Gay marriage threatened

Opponents are asking the court to stay its decision until the elections in November.

California’s attorney general last week urged the state’s Supreme Court to finalize its ruling which legalized same-sex marriage amid a local opposition arguing that the court should wait until November, when voters in California might consider the issue on a ballot initiative. Attorneys general from ten other states have also asked the court in a letter to stay the ruling until November elections.

Members of the California Supreme Court, who were all appointed by Republicans, save one, provided rational legal arguments for proponents of same-sex marriage and added some legitimacy needed to win this civil rights battle.

The decision held that California must show a compelling, necessary interest – strict scrutiny – when potentially discriminating against gay couples, thereby classifying sexual orientation with race, gender and religion under the equal protections clause. The significance of this holding should not be overlooked. Neither should the court’s argument that not applying the term marriage to same-sex couples under the law is no different than not applying it to interracial couples.

The term “marriage” seems to be what opponents are set on defending, arguing that the court meddled with its historic definition. But the ruling did not mandate the use of the term. The court held that California, in using a term to legally define marriage, must apply the same term to same-sex and opposite-sex marriages alike. It provides legal immunity to same-sex couples against the ideological ammunition opposition groups have been using to keep them from marrying.

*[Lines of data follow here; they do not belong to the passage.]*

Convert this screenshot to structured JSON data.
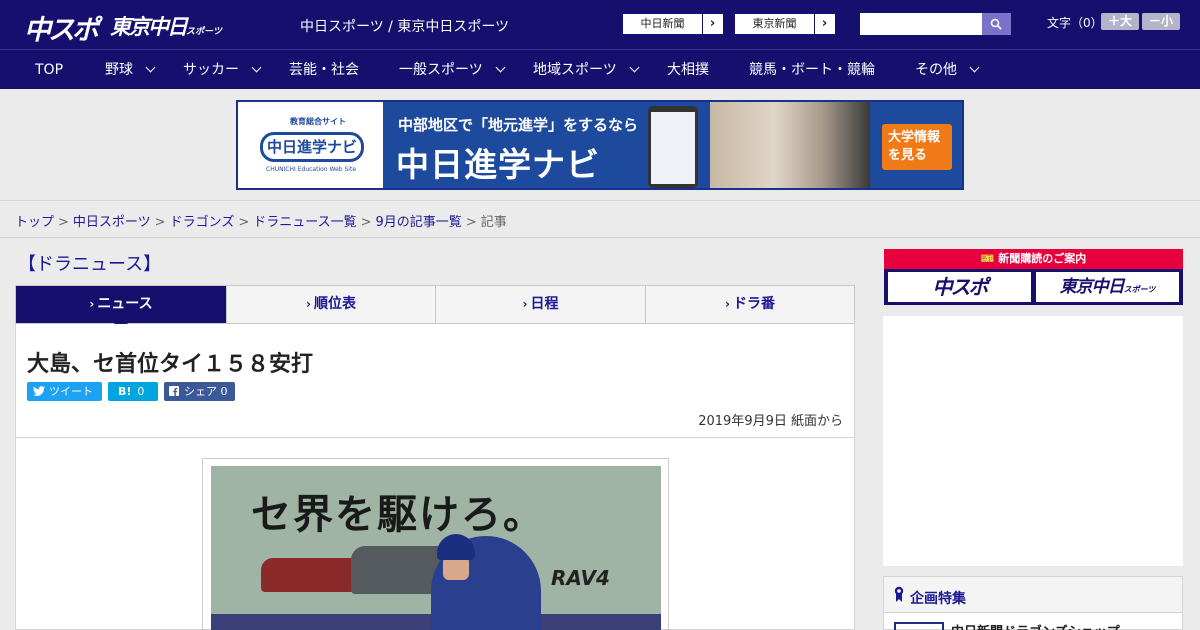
{
  "header": {
    "logo_main": "中スポ",
    "logo_tokyo": "東京中日",
    "logo_tokyo_small": "スポーツ",
    "site_name": "中日スポーツ / 東京中日スポーツ",
    "paper_links": [
      "中日新聞",
      "東京新聞"
    ],
    "search": {
      "placeholder": ""
    },
    "font_size_label": "文字（0）",
    "font_larger": "＋大",
    "font_smaller": "－小"
  },
  "nav": {
    "items": [
      {
        "label": "TOP",
        "dropdown": false
      },
      {
        "label": "野球",
        "dropdown": true
      },
      {
        "label": "サッカー",
        "dropdown": true
      },
      {
        "label": "芸能・社会",
        "dropdown": false
      },
      {
        "label": "一般スポーツ",
        "dropdown": true
      },
      {
        "label": "地域スポーツ",
        "dropdown": true
      },
      {
        "label": "大相撲",
        "dropdown": false
      },
      {
        "label": "競馬・ボート・競輪",
        "dropdown": false
      },
      {
        "label": "その他",
        "dropdown": true
      }
    ]
  },
  "banner": {
    "tag": "教育総合サイト",
    "logo": "中日進学ナビ",
    "logo_sub": "CHUNICHI Education Web Site",
    "line1": "中部地区で「地元進学」をするなら",
    "line2": "中日進学ナビ",
    "cta": "大学情報を見る"
  },
  "breadcrumb": {
    "items": [
      "トップ",
      "中日スポーツ",
      "ドラゴンズ",
      "ドラニュース一覧",
      "9月の記事一覧"
    ],
    "current": "記事",
    "separator": ">"
  },
  "section": {
    "title": "【ドラニュース】"
  },
  "tabs": [
    {
      "label": "ニュース",
      "active": true
    },
    {
      "label": "順位表",
      "active": false
    },
    {
      "label": "日程",
      "active": false
    },
    {
      "label": "ドラ番",
      "active": false
    }
  ],
  "article": {
    "headline": "大島、セ首位タイ１５８安打",
    "share": {
      "tweet": "ツイート",
      "hatena": "0",
      "facebook": "シェア 0"
    },
    "date": "2019年9月9日 紙面から",
    "photo_board_text": "セ界を駆けろ。",
    "photo_car_text": "RAV4"
  },
  "sidebar": {
    "subscribe_head": "新聞購読のご案内",
    "subscribe_items": [
      "中スポ",
      "東京中日"
    ],
    "subscribe_small": "スポーツ",
    "feature_title": "企画特集",
    "feature_item": "中日新聞ドラゴンズショップ"
  },
  "colors": {
    "navy": "#170f6e",
    "link": "#1c1896",
    "tweet": "#1da1f2",
    "hatena": "#00a4de",
    "facebook": "#3b5998",
    "subscribe_red": "#e8003c"
  }
}
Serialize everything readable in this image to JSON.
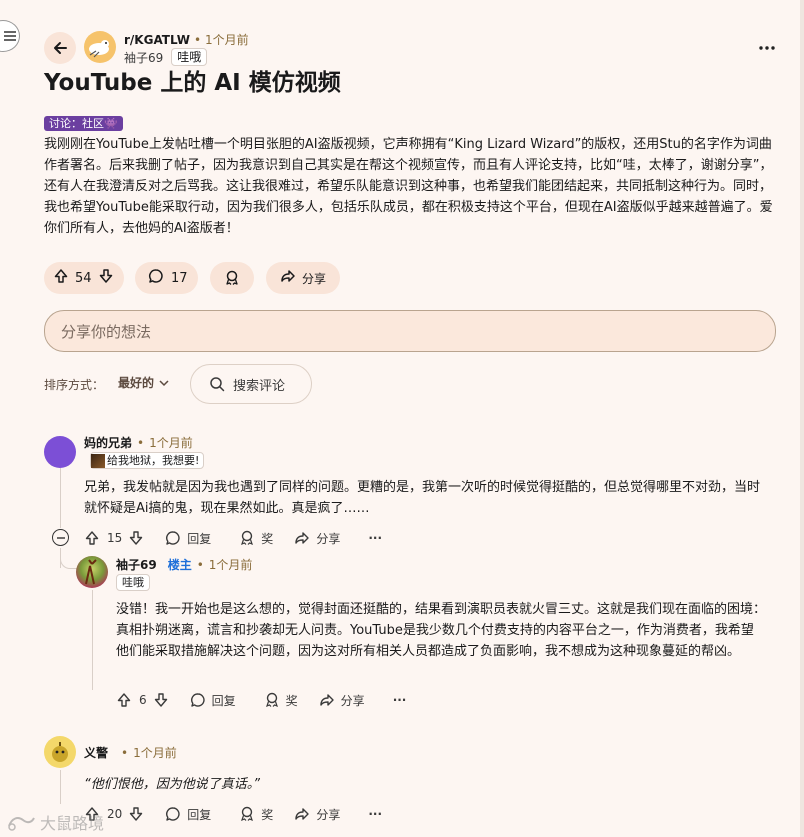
{
  "post": {
    "subreddit": "r/KGATLW",
    "time": "1个月前",
    "author": "袖子69",
    "author_flair": "哇哦",
    "title": "YouTube 上的 AI 模仿视频",
    "flair": "讨论：社区👾",
    "body": "我刚刚在YouTube上发帖吐槽一个明目张胆的AI盗版视频，它声称拥有“King Lizard Wizard”的版权，还用Stu的名字作为词曲作者署名。后来我删了帖子，因为我意识到自己其实是在帮这个视频宣传，而且有人评论支持，比如“哇，太棒了，谢谢分享”，还有人在我澄清反对之后骂我。这让我很难过，希望乐队能意识到这种事，也希望我们能团结起来，共同抵制这种行为。同时，我也希望YouTube能采取行动，因为我们很多人，包括乐队成员，都在积极支持这个平台，但现在AI盗版似乎越来越普遍了。爱你们所有人，去他妈的AI盗版者！",
    "votes": "54",
    "comments": "17",
    "share": "分享"
  },
  "comment_box": {
    "placeholder": "分享你的想法"
  },
  "sort": {
    "label": "排序方式：",
    "value": "最好的"
  },
  "search": {
    "label": "搜索评论"
  },
  "actions": {
    "reply": "回复",
    "award": "奖",
    "share": "分享",
    "more": "···"
  },
  "comments": [
    {
      "author": "妈的兄弟",
      "time": "1个月前",
      "flair": "给我地狱，我想要!",
      "body": "兄弟，我发帖就是因为我也遇到了同样的问题。更糟的是，我第一次听的时候觉得挺酷的，但总觉得哪里不对劲，当时就怀疑是Ai搞的鬼，现在果然如此。真是疯了……",
      "votes": "15"
    },
    {
      "author": "袖子69",
      "op_tag": "楼主",
      "time": "1个月前",
      "flair": "哇哦",
      "body": "没错！我一开始也是这么想的，觉得封面还挺酷的，结果看到演职员表就火冒三丈。这就是我们现在面临的困境：真相扑朔迷离，谎言和抄袭却无人问责。YouTube是我少数几个付费支持的内容平台之一，作为消费者，我希望他们能采取措施解决这个问题，因为这对所有相关人员都造成了负面影响，我不想成为这种现象蔓延的帮凶。",
      "votes": "6"
    },
    {
      "author": "义警",
      "time": "1个月前",
      "body": "“他们恨他，因为他说了真话。”",
      "votes": "20"
    }
  ],
  "watermark": "大鼠路境",
  "colors": {
    "background": "#fdf6f2",
    "pill": "#f9e4d8",
    "flair_bg": "#6b3fa0",
    "op": "#1e6fd9",
    "avatar_purple": "#7c4fd6"
  }
}
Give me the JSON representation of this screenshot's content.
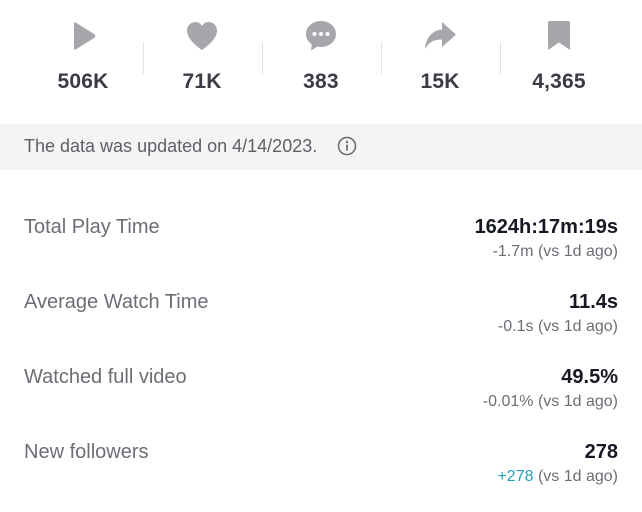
{
  "stats": [
    {
      "icon": "play-icon",
      "value": "506K"
    },
    {
      "icon": "heart-icon",
      "value": "71K"
    },
    {
      "icon": "comment-icon",
      "value": "383"
    },
    {
      "icon": "share-icon",
      "value": "15K"
    },
    {
      "icon": "bookmark-icon",
      "value": "4,365"
    }
  ],
  "notice": {
    "text": "The data was updated on 4/14/2023."
  },
  "metrics": [
    {
      "label": "Total Play Time",
      "value": "1624h:17m:19s",
      "delta": "-1.7m",
      "compare": "(vs 1d ago)"
    },
    {
      "label": "Average Watch Time",
      "value": "11.4s",
      "delta": "-0.1s",
      "compare": "(vs 1d ago)"
    },
    {
      "label": "Watched full video",
      "value": "49.5%",
      "delta": "-0.01%",
      "compare": "(vs 1d ago)"
    },
    {
      "label": "New followers",
      "value": "278",
      "delta": "+278",
      "compare": "(vs 1d ago)"
    }
  ],
  "colors": {
    "icon_gray": "#a6a7ab",
    "positive_delta": "#20a0b8",
    "notice_bg": "#f4f4f4"
  }
}
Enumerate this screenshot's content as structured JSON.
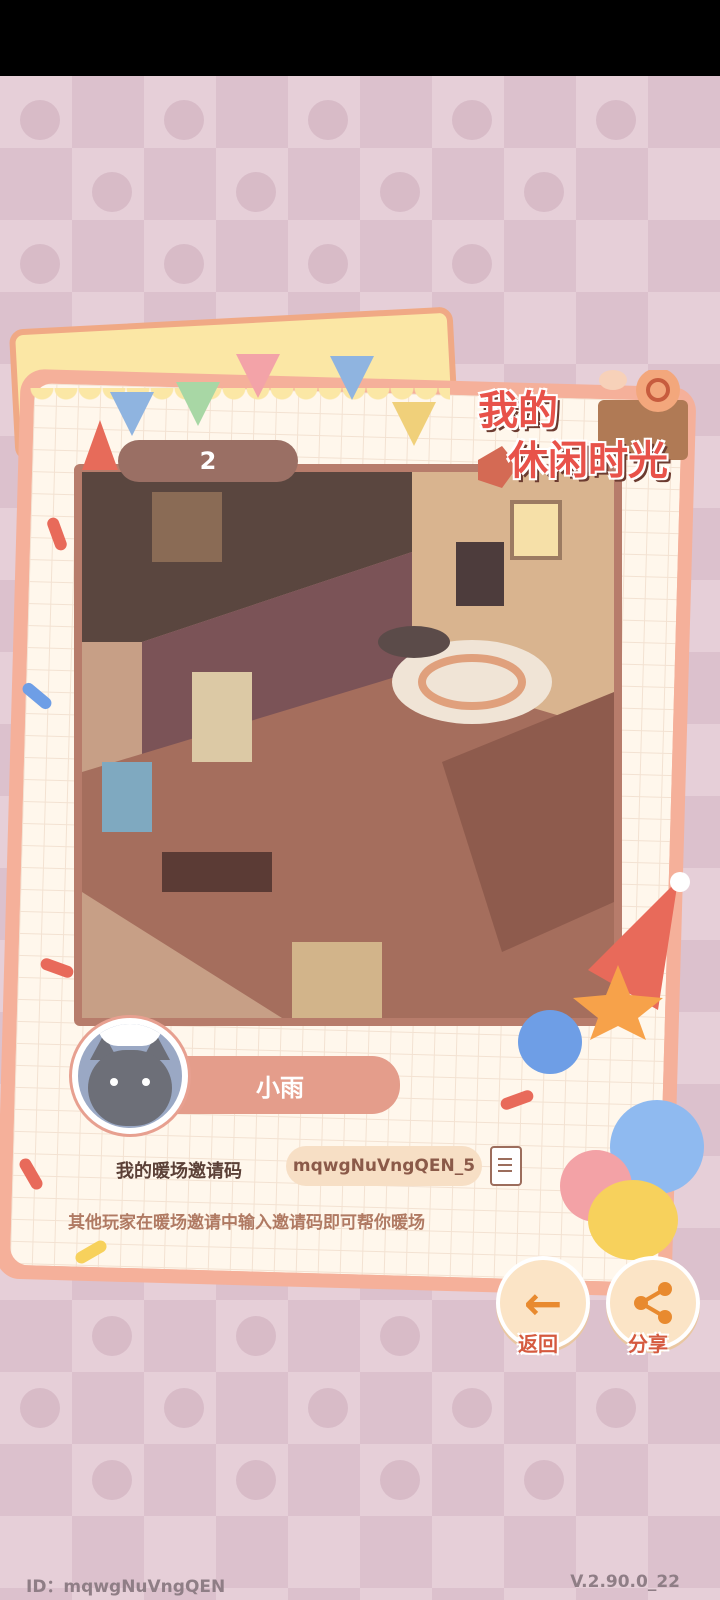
{
  "level": "2",
  "game_logo": {
    "line1": "我的",
    "line2": "休闲时光"
  },
  "player": {
    "name": "小雨"
  },
  "invite": {
    "label": "我的暖场邀请码",
    "code": "mqwgNuVngQEN_5",
    "hint": "其他玩家在暖场邀请中输入邀请码即可帮你暖场"
  },
  "buttons": {
    "back_label": "返回",
    "share_label": "分享"
  },
  "footer": {
    "id_text": "ID：mqwgNuVngQEN",
    "version": "V.2.90.0_22"
  },
  "colors": {
    "accent": "#e8524a",
    "card_border": "#f5b09a",
    "scene_frame": "#b77c6b",
    "pill": "#9a6f64"
  }
}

We believe this battle is best fought and won in the courts – not in the ideological battles that have been fought over the issue. In the past, California’s court used sound legal reasoning to protect same-sex couples, and that decision should be upheld.